It is precisely through constant exaggeration that Bernhard pointed out just how bad reality really is. And he knew that this “bad reality” could only be exposed through the art of exaggeration. It was in the most perfect of systems—and this includes the world of great art (something which he personally valued highly)--that Bernhard looked for and subsequently discovered flaws. Every time there was a maximum consensus of opinion about a person or a thing, then Bernhard would turn against it. This especially applied to the world of politics. For example, Bernhard attacked the well-respected Austrian Chancellor Bruno Kreisky when the latter was at the pinnacle of his career in the late 70’s. And there are examples from the world of literature, as well. Bernhard vehemently attacked Elias Canetti—whom he otherwise admired—before he received the Nobel Prize.
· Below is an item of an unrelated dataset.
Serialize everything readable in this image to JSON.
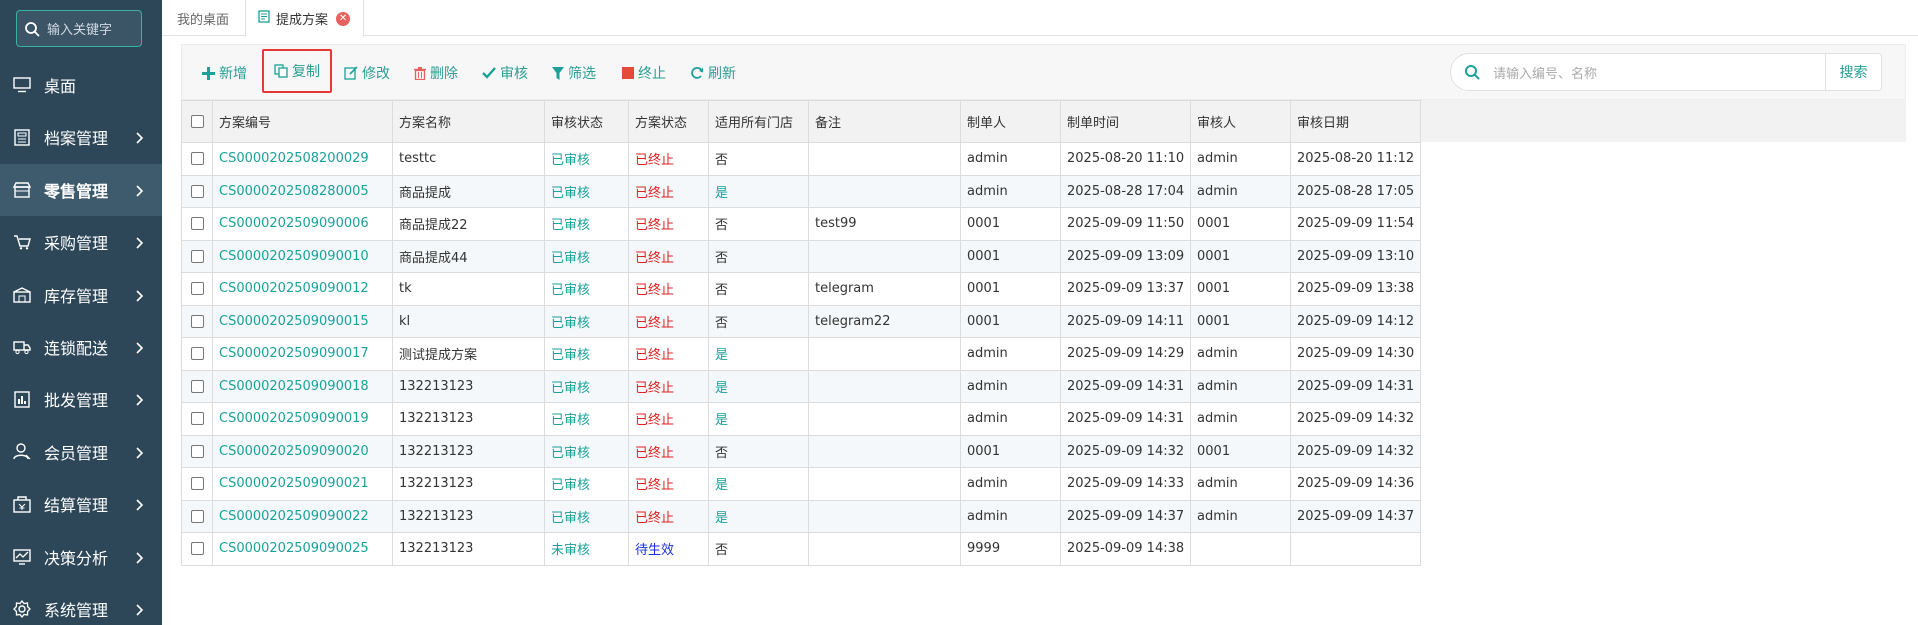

But the same holds true for Bernhard himself: he put himself and his art at risk knowing full well that this was the only possible way to rescue himself and his art.
Art, history and nature—all these discourses overlap with one another in Bernhard’s works and it is difficult—at least it is for me—to talk about these central themes without referring to Bernhard himself. In his texts Bernhard revokes all the tacit understandings we have with regard to things like art, nature, history—and we could likely include science, as well. In her obituary of Thomas Bernhard after his death in 1989, Elfriede Jelinek remarked: “An diesem toten Giganten kommt keiner vorbei“ (ev. No one will surpass this dead giant OR No one will duplicate this dead giant). And it would appear as if almost all the writers in Austria were still spellbound by this powerful negation with which he got everyone to speak. Perhaps Bernhard’s major achievement was the fact that he got people with differing educational and ideological backgrounds to stand up and speak their piece and that no one remained indifferent to him. In his gesture of negation, everything that is negated –and that includes art, science, history, nature—seems to re-appear and take on his silhouette. No one has succeeded in practicing this “negative dialectic” (Adorno) in such a succinct fashion as Bernhard. Art can only survive if it is negated.